In "two-part" pricing systems, which are often somewhat unfair due to the existence of a standing charge, this objective is easier to attain through the reduction (or virtual abolition) of the standing charge when it exceeds 20% of the users’ average bill. For further information on this issue and the possibilities of reducing the standing charge, see Factsheet B6.
An "equitable" pricing system could thus comprise :
-a first reduced-rate bracket for the lowest consumers, with a volume limited to the quantity deemed essential in each country (e.g. 20 to 30 m3/year in France).
-a fairly broad second bracket set in view of the consumption levels recorded in the municipality or standard consumption levels based on the number of persons in the household, according to the country (in France : 53m3 for 1 person, 90 for 2, 120 (average consumption) for 3, 145 for 4, 170 for 5, so that the ceiling of this bracket is only exceeded by a minority of domestic users.
In order to avoid a financial imbalance, the price of this bracket should be fairly close to the previous average price of the service.
- an upper bracket aimed at financing the reduced-rate tariff of the first bracket, while avoiding excessive increases which would incite big users to overly restrict their consumption and find alternative solutions (wells, etc.) thereby creating an imbalance in the accounts of the service.
- H2O Magazine : 4-page article with an abstract by Mr Henri Smets (Académie de l’eau) entitled "Le tarif progressif équitable pour l’accès à l’eau potable" explaining how to choose an equitable system out of the various progressive pricing systems, in particular when a two-part tariff is used (fixed part + variable part).

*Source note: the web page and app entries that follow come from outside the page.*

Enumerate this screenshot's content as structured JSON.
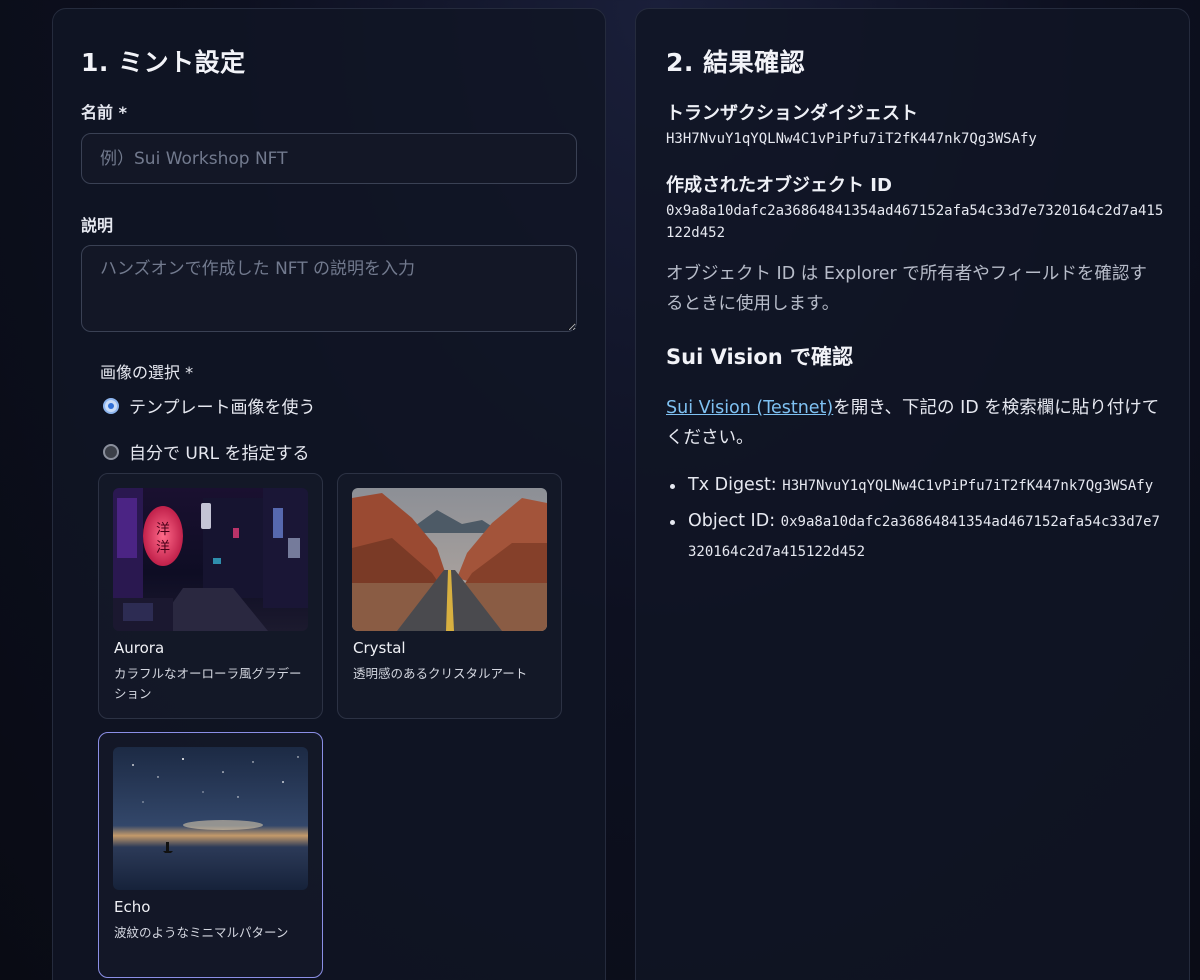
{
  "mint": {
    "title": "1. ミント設定",
    "name_label": "名前 *",
    "name_placeholder": "例）Sui Workshop NFT",
    "name_value": "",
    "desc_label": "説明",
    "desc_placeholder": "ハンズオンで作成した NFT の説明を入力",
    "desc_value": "",
    "image_label": "画像の選択 *",
    "radio_template": "テンプレート画像を使う",
    "radio_custom": "自分で URL を指定する",
    "selected_radio": "template",
    "templates": [
      {
        "name": "Aurora",
        "description": "カラフルなオーローラ風グラデーション",
        "image": "neon-alley-image",
        "selected": false
      },
      {
        "name": "Crystal",
        "description": "透明感のあるクリスタルアート",
        "image": "desert-road-image",
        "selected": false
      },
      {
        "name": "Echo",
        "description": "波紋のようなミニマルパターン",
        "image": "starry-lake-image",
        "selected": true
      }
    ]
  },
  "result": {
    "title": "2. 結果確認",
    "digest_label": "トランザクションダイジェスト",
    "digest_value": "H3H7NvuY1qYQLNw4C1vPiPfu7iT2fK447nk7Qg3WSAfy",
    "object_label": "作成されたオブジェクト ID",
    "object_value": "0x9a8a10dafc2a36864841354ad467152afa54c33d7e7320164c2d7a415122d452",
    "note": "オブジェクト ID は Explorer で所有者やフィールドを確認するときに使用します。",
    "vision_heading": "Sui Vision で確認",
    "vision_link": "Sui Vision (Testnet)",
    "vision_text": "を開き、下記の ID を検索欄に貼り付けてください。",
    "tx_digest_label": "Tx Digest:",
    "tx_digest_value": "H3H7NvuY1qYQLNw4C1vPiPfu7iT2fK447nk7Qg3WSAfy",
    "object_id_label": "Object ID:",
    "object_id_value": "0x9a8a10dafc2a36864841354ad467152afa54c33d7e7320164c2d7a415122d452"
  },
  "colors": {
    "accent_link": "#7fc1f2",
    "selected_card_border": "#8b8fe6",
    "background": "#0d1020"
  }
}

- OECD : " The price of saving water". Interesting 2-page brief on water pricing problems.
Available online at :
- Another 4-page article on the same topic by Henri Smets, published in H2O Magazine : "Le tarif progressif équitable pour l’accès à l’eau potable"
YouTube : OECD : "Water – the right price can encourage efficiency and investment", 3½ minute interview of OECD Secretary-General on the need and interest of setting the right price.
- YouTube : “Le droit à l’eau”, 2 minute interview with Mr Henri Smets, expert in the right to water and water pricing.